WE ARE CLOSED! The MEK will be temporarily closed due to preparations for the upcoming remodelling work. We will be back in 2025.

The Arcaded House

The museum is a typical arcaded house which extends from the southern arcade to Silbergasse, or Via Argentieri. Originally there were three separate buildings: a shop, a warehouse attached to the southern side, and a separate house on Via Argentieri. The building as we now know it gradually grew into its current form with three courtyards.

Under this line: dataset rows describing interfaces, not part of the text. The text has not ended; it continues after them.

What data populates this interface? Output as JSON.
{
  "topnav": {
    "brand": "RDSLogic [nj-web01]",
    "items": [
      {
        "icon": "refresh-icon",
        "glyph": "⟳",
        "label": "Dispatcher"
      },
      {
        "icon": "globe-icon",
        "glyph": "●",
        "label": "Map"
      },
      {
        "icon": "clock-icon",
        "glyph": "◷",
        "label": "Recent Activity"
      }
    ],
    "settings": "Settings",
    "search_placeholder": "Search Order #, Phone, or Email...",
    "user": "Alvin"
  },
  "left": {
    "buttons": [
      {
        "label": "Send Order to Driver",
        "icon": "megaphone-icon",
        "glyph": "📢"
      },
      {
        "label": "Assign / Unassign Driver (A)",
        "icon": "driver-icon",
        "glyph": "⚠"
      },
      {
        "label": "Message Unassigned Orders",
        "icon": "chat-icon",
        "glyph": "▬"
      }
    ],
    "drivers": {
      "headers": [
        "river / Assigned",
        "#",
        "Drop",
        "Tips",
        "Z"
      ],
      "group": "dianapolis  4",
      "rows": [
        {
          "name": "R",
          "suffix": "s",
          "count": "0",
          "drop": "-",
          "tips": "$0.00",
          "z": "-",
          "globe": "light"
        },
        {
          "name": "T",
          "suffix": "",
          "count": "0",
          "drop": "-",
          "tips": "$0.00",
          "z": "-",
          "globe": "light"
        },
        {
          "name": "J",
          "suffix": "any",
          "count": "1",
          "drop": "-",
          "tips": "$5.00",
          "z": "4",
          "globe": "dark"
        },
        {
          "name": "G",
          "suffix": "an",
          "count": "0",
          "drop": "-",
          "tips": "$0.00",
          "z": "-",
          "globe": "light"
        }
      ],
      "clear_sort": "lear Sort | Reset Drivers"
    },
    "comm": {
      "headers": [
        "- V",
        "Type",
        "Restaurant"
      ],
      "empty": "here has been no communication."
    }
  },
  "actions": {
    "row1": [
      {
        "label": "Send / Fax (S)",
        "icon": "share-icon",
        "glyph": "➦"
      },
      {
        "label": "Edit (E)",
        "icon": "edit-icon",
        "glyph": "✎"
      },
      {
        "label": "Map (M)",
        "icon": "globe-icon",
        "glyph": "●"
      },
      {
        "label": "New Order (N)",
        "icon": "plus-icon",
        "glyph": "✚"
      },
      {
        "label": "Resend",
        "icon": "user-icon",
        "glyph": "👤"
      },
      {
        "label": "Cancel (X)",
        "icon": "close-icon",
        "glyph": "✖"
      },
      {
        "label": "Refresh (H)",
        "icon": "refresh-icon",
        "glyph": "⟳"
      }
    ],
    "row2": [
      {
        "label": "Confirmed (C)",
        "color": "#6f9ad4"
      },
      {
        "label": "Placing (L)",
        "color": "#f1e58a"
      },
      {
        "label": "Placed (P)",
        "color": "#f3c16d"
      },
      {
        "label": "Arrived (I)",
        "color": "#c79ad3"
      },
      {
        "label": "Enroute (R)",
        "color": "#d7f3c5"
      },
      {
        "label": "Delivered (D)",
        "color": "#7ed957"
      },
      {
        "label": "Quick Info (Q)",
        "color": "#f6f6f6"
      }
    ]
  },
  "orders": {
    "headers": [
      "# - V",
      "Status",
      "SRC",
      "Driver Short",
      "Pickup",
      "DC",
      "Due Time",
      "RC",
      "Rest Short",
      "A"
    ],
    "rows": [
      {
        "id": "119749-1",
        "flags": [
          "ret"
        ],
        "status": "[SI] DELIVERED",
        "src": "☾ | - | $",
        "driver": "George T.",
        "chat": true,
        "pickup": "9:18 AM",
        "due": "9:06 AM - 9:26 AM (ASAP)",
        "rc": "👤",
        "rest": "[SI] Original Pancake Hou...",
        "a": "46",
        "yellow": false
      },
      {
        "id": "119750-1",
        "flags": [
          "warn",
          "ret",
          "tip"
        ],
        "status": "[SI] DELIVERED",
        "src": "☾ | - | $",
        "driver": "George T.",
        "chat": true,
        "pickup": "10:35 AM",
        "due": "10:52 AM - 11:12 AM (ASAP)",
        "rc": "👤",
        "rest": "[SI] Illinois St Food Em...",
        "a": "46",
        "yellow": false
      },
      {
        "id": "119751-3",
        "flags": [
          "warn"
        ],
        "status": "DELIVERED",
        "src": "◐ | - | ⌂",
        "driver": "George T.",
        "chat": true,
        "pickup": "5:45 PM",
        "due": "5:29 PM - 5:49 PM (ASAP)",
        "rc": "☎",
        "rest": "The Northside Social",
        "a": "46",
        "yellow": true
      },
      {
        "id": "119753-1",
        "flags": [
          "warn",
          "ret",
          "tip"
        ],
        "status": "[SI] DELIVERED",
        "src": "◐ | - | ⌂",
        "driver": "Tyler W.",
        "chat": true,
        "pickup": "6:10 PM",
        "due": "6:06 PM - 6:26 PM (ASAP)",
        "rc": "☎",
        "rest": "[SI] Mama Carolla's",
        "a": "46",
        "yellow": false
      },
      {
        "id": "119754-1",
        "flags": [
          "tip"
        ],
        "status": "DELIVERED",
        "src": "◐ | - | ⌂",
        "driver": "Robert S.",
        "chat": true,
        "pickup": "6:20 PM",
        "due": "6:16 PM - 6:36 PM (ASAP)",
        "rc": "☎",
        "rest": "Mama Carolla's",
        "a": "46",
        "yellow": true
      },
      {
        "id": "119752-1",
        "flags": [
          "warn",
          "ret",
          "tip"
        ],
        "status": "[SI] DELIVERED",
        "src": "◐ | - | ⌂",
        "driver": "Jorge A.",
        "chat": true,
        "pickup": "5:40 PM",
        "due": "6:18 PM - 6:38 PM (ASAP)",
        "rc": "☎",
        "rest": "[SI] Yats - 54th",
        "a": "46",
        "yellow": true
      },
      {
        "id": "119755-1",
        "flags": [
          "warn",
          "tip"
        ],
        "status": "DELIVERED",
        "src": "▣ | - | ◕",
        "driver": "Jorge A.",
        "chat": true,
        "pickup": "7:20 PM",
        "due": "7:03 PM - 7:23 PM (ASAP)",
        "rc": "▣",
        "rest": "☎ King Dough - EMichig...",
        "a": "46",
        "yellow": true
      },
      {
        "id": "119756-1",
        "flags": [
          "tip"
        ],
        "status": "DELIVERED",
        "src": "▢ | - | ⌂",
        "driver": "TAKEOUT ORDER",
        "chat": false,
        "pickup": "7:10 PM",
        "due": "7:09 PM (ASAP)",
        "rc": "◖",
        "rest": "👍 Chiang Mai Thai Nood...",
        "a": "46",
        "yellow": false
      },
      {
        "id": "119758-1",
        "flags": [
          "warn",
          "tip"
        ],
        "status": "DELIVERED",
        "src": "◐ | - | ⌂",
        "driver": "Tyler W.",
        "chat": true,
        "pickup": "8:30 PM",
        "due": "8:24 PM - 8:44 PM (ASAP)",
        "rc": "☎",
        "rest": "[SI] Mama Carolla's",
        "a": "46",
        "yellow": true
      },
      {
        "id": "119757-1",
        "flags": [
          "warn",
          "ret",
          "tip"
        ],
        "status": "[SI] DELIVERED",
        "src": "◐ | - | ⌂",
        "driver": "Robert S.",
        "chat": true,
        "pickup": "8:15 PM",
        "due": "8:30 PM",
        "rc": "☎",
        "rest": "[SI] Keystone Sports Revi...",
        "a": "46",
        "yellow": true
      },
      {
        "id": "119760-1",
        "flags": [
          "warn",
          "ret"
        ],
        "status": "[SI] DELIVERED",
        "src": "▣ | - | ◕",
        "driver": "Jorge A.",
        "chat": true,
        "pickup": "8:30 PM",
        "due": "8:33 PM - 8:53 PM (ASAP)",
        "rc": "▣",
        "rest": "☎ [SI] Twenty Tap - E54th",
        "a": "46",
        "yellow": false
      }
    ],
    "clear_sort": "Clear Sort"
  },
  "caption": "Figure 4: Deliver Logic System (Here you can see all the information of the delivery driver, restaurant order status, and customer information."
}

The original Romanesque buildings dating back to the 13th century were expanded and developed in the following centuries. In the late Middle Ages, the house on Via Argentieri reached its current size. While the first Gothic additions are no longer visible today or can only be seen in older openings in the façade, the later Gothic and Renaissance additions give the building’s exterior its distinct appearance and the unique impression of the inner rooms. For example, the rooms on the ground floor of the house were vaulted around 1500 and typical accommodations were constructed on the upper floors including a living room, kitchen, and rooms. Subsequently, the arcaded house was impressively expanded and furnished with characteristic elements of a bourgeois home from Bolzano, complete with forecourt and kitchen facing the courtyard.

Between the 17th and 18th centuries the furnishings in the living quarters underwent several renovations and additions. Significant structural work did not take place again until the 20th century.
In the second half of the 20th century, the attic stories were adapted for residential purposes. One of these was planned by South Tyrolean architect, Othmar Barth. The rooms on the upper stories offered space for the growing art collection.

With its structure and furnishings, the museum building is an impressive example of a typical residential and trade building from Bolzano that has largely retained its medieval and gothic structural elements. Since its construction as a commercial building, the house has served as a furniture store and art gallery under the ownership of the Eccel mercantile family. Just a few weeks before his death in 2017, Josef Kreuzer, who had owned the house and collection since the end of the 1990s, left both to the State of South Tyrol with the express wish to create a museum.